Businesses who say they would be adversely impacted by Council’s proposal to cap holiday letting to 90 days have gone on the offensive by launching a PR campaign and the website www.byrondeservesbetter.com.
The website, which does not say who the spokesperson is, or who is funding it, claims the figures that underpin Council’s assumptions are wrong.
The website says it is ‘Authorised by the Australian Short Term Rental Association [ASTRA]’, which is based in Pacific Palms in NSW, just south of Forster.
According to the communications consultant who placed The Echo ad on page 9, funding of the group’s promotion comprise five local business people who provide quotes on the website.
‘There are many more members who are contributing,’ the representative said, including Colin Hussey (Perfect Stay) and former Council employee, Sarah Workman.
The business owners named on www.byrondeservesbetter.com are Ben Kirkwood, Beach Byron Bay, Grant Moffitt, Away at Byron Bay, Nick [No last name supplied], Pool Professionals, Che Devlin, Byron Bay Weddings & Fig Tree Restaurant and Norm Black, TripADeal.
They say ‘According to Tourism Research Australia, when you remove families who stay in holiday homes in Byron Shire, as will happen if the 90 day cap is imposed, Council will jeopardise 1,448 local jobs and remove $267 million from the local economy.
‘Think of all the small businesses impacted – restaurants, cafes, builders, retailers, gardeners, electricians, cleaners, handymen, garbage removal, pool maintenance, the list goes on!’
The Byron Chamber of Commerce have also raised similar concerns, citing the same Tourism Research Australia figures.
Despite the clear and well-documented pressure on housing for essential workers and the community over decades, which is largely a result of self-regulated holiday letting, no alternative solution is offered by the group.
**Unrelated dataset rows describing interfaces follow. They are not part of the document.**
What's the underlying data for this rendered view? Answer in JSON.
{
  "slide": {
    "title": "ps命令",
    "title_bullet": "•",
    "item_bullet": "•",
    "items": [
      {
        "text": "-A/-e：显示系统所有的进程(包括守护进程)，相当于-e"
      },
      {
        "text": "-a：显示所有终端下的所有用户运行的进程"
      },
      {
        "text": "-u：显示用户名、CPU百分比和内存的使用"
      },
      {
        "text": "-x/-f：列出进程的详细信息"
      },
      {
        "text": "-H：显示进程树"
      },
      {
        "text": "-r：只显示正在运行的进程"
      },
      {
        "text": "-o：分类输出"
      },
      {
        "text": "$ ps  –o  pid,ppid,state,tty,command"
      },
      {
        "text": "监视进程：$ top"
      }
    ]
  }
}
Mayor, Michael Lyon, replied to the the claims made by byrondeservesbetter and said, ‘We are not promoting incorrect figures. We have included reports in the appendix going back three to four years, and since those reports were commissioned, there have of course been changes owing to covid, flood etc.
‘We are also aware that some hosts are registering as hosted when in fact they are unhosted’.
‘What needs to be understood clearly, is that this policy will make short-term letting more unattractive as an investment, relative to long-term letting.
Policy intended to work this way
‘That is why the industry is upset… because the policy will work as it is intended to, which is to shift the use of properties from short-term rentals to long-term rentals’.